→ **Task to complete**: Gather each line of the entries below that includes "label".
(Beginning of Records)
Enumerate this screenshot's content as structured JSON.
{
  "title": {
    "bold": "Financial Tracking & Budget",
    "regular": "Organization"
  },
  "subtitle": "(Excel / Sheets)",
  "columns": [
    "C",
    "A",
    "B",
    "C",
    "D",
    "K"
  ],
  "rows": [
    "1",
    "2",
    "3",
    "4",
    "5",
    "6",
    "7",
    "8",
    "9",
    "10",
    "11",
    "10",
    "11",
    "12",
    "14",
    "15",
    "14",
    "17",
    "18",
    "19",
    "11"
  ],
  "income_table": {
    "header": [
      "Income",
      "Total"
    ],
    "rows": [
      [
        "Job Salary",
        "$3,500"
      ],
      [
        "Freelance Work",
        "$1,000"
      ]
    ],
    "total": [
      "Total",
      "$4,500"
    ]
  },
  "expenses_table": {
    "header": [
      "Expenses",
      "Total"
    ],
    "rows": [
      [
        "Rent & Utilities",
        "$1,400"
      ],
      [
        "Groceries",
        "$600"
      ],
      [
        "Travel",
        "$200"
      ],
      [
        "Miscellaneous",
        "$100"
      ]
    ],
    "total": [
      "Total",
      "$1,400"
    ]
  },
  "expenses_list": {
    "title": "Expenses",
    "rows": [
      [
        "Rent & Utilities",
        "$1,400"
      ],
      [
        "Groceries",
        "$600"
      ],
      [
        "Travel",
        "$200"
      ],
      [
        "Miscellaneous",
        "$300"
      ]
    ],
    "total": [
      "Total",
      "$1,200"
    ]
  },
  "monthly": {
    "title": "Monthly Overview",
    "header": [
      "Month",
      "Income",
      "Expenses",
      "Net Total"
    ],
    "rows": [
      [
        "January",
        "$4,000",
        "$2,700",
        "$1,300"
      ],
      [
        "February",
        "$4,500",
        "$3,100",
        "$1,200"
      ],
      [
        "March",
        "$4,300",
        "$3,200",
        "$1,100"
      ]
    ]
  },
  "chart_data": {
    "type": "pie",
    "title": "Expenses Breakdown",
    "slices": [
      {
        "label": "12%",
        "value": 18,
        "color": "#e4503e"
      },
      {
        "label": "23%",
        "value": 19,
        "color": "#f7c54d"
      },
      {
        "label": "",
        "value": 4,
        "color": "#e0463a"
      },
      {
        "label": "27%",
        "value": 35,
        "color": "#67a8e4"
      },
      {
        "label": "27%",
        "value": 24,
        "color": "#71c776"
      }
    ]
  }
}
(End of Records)
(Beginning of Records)
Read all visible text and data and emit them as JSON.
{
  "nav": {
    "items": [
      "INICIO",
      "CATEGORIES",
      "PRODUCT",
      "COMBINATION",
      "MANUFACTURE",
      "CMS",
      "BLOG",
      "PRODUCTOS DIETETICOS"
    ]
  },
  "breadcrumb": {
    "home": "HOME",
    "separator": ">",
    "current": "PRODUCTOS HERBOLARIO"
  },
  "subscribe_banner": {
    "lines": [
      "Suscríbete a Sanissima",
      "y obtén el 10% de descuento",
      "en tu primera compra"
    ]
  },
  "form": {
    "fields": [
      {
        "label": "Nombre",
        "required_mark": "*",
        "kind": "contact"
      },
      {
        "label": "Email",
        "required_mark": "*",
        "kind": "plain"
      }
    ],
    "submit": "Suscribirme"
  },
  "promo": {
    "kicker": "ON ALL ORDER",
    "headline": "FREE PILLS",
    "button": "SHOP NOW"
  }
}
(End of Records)
→ **Expected answer**:
        "label": "12%",
        "label": "23%",
        "label": "",
        "label": "27%",
        "label": "27%",
        "label": "Nombre",
        "label": "Email",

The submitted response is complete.